• [Brief] Go through the material below and return each line with the string "value" in it.

• [Input data]

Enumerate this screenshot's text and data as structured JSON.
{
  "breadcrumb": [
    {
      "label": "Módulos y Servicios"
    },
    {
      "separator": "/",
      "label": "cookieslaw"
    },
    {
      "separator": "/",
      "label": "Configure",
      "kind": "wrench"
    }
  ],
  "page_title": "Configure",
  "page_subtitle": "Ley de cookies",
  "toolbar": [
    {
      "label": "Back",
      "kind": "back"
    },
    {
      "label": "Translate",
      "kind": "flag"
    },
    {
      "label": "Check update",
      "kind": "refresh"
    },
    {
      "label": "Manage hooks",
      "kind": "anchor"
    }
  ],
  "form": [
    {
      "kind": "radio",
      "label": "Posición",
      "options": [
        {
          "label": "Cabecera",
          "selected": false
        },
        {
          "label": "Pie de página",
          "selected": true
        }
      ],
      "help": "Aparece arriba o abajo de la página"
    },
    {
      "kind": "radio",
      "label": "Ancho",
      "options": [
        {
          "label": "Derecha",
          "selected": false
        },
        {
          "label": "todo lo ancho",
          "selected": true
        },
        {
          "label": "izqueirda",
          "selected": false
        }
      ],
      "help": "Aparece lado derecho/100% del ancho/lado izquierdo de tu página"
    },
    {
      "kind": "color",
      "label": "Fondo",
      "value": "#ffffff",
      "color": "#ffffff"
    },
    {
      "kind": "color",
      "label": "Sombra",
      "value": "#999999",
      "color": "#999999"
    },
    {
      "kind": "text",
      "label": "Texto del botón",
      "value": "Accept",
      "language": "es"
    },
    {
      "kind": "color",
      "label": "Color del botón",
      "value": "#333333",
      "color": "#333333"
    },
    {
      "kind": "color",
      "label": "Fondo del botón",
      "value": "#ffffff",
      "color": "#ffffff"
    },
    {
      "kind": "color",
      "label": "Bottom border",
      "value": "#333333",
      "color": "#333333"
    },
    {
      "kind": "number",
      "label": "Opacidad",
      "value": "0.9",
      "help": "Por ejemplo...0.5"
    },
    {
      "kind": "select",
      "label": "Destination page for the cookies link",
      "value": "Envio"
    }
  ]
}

• [Solution for this task]
      "value": "#ffffff",
      "value": "#999999",
      "value": "Accept",
      "value": "#333333",
      "value": "#ffffff",
      "value": "#333333",
      "value": "0.9",
      "value": "Envio"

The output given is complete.